By John Kaminski, PhD

By taking a closer look at the influence turfgrass diseases have had on management practices, it does not take long to realize their importance. In the 1970s and 1980s, Kentucky bluegrass was a common turfgrass species on fairways throughout the mid-Atlantic region of the United States. During that period, summer patch (caused by Magnaporthe poae) became such a devastating problem that golf course superintendents had to figure out an alternative species to prevent the exorbitant costs associated with chemical control of the disease. It was time for a species switch.

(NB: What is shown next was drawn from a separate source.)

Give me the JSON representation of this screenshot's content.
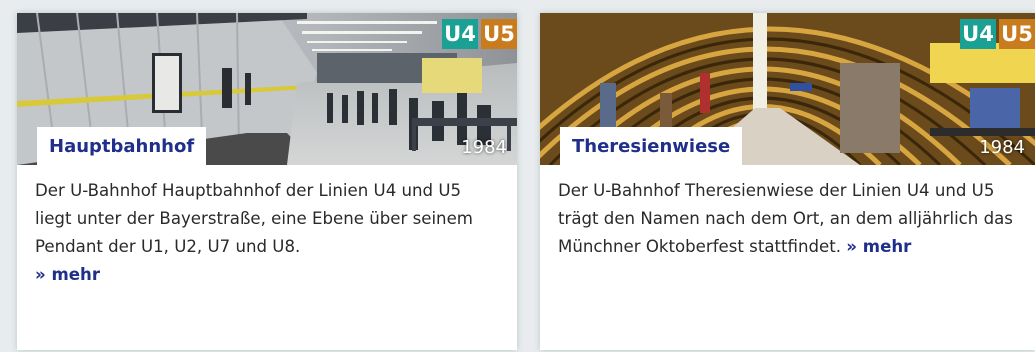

Perennial ryegrass was a logical solution at the time. The rapid germination rate, dark green colour, and lack of susceptibility to M. poae made it a logical and cost-effective replacement for Kentucky bluegrass. The conversion seemed to be doing well, and even the high-handicap golfers liked the fluffy lies that would allow them to easily sweep the ball off the fairway. Unfortunately, unexpected outbreaks of an uncommon disease in the mid-1990s took its toll on those that switched.

Read the full article: The Evolution of Turf Diseases